Gartenstein-Ross maintained furthermore that AST is an unacknowledged al Qaeda affiliate. He also estimates that the constituency of AST’s followers is bigger than estimated. AST is generating a lot of enthusiasm among youth, but Gartenstein-Ross thinks that this is probably only a superficial affiliation. Now that the crackdown has been enforced, those superficial supporters have a lot to lose, and so, he argues, it is likely their support will dim.
In terms of the future, a serious question is if Al Qaeda in the Islamic Maghreb (AQIM) will intervene, what will happen if/when foreign fighters return, or what would happen in the event of a large-scale attack. All of these three things would affect the situation and are hard to predict.
Dr. Ben Salem began his response by asking for more studies on this subject that will increasingly affect Europe and the rest of the world. Ben Salem disagreed with Daveed devoting his paper to AST, as there are other organisations active in Tunisia, but he did acknowledge that these others are less well organised and not as prolific with social media. He argued that the problems related to extremism in Tunisia are particularly linked with the Tunisian Salafis, and their main aim is global jihad and to eradicate secular states. This is not just a Tunisian problem but an international one. Ben Salem further argued that there are at least 4,000 Tunisians fighting in Syria. He remarked that there are thousands of Salafis in Tunisia, and Tunisia is unfortunately at war with them and their brand of terrorism.

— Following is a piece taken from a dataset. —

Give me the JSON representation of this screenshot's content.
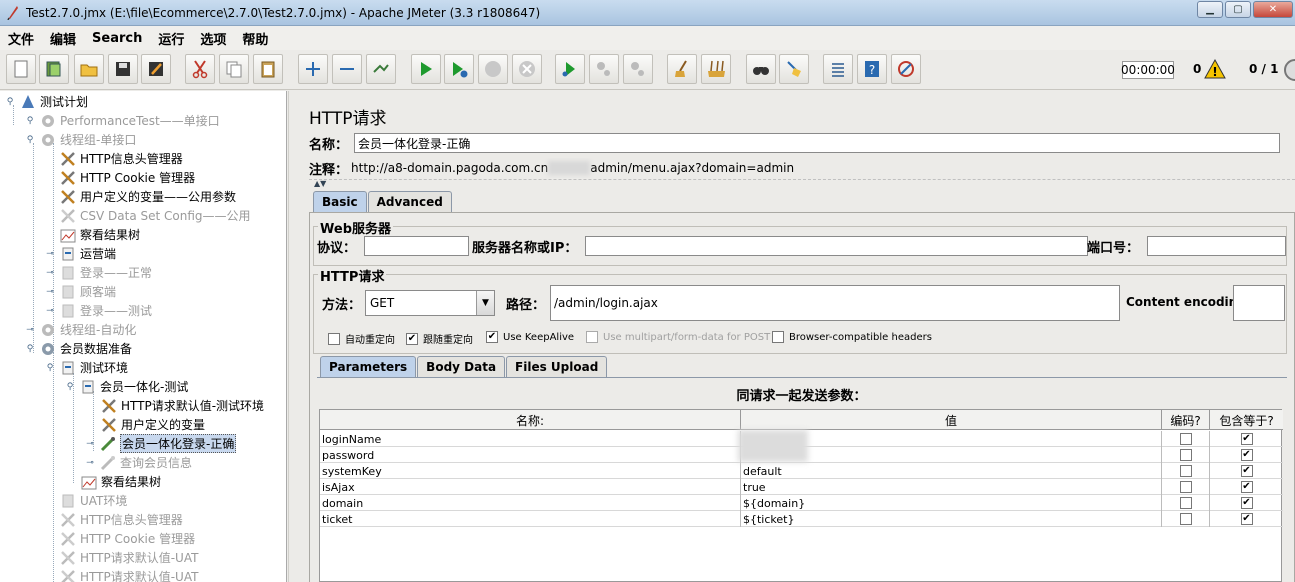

Ben Salem worried greatly about future global developments including the pull-out of US forces in Afghanistan and a potential (eventual) stabilisation in Syria which will prompt foreign fighters to return or migrate to new areas. He feared that we may be gearing up to a “clash of civilisations”: a conflict between secularists and jihadists. Tunisia, in Ben Salem’s opinion, is not set up to deal with this. He agreed with Gartenstein-Ross saying that the security forces are not prepared for this problem and there is no historical precedent for dealing with this threat. He hoped that Europe will support and stand next to Tunisia to help. A response to these developments should be unified and global.
The floor was then opened up to discussion with one participant asking what the response of the Tunisian government is to counter AST’s advertising and publicity machine. Gartenstein-Ross acknowledged that there has not been much of a response from the Tunisian government, as they are not prepared to deal with this yet. Ben Salem agreed and argued that one of the most important debates is about the role of the mass media. One of the benefits of the revolution was the opening of the freedom of speech, before the revolution even the ministers were not allowed to talk freely. He argued that civil society and the media will play an important role. But the country is still in transition, there is not an adequate professional level yet. Even journalists are not yet used to the level of openness in the country.
Another participant asked how important the role of the political transition is and of those who were in the President Zine El Abidine Ben Ali government being integrated into the new government? Ben Salem argued that Tunisia is now closing that chapter. The task of the current government is to stabilise Tunisia and to organise the next elections. The meeting closed with an informal drinks reception.
Daveed Gartenstein-Ross, “Raising the Stakes: Ansar al-Sharia in Tunisia’s Shift to Jihad” (February 2014).
Daveed Gartenstein-Ross, “Ansar al-Sharia Tunisia’s Long Game: Dawa, Hisba and Jihad” (May 2013).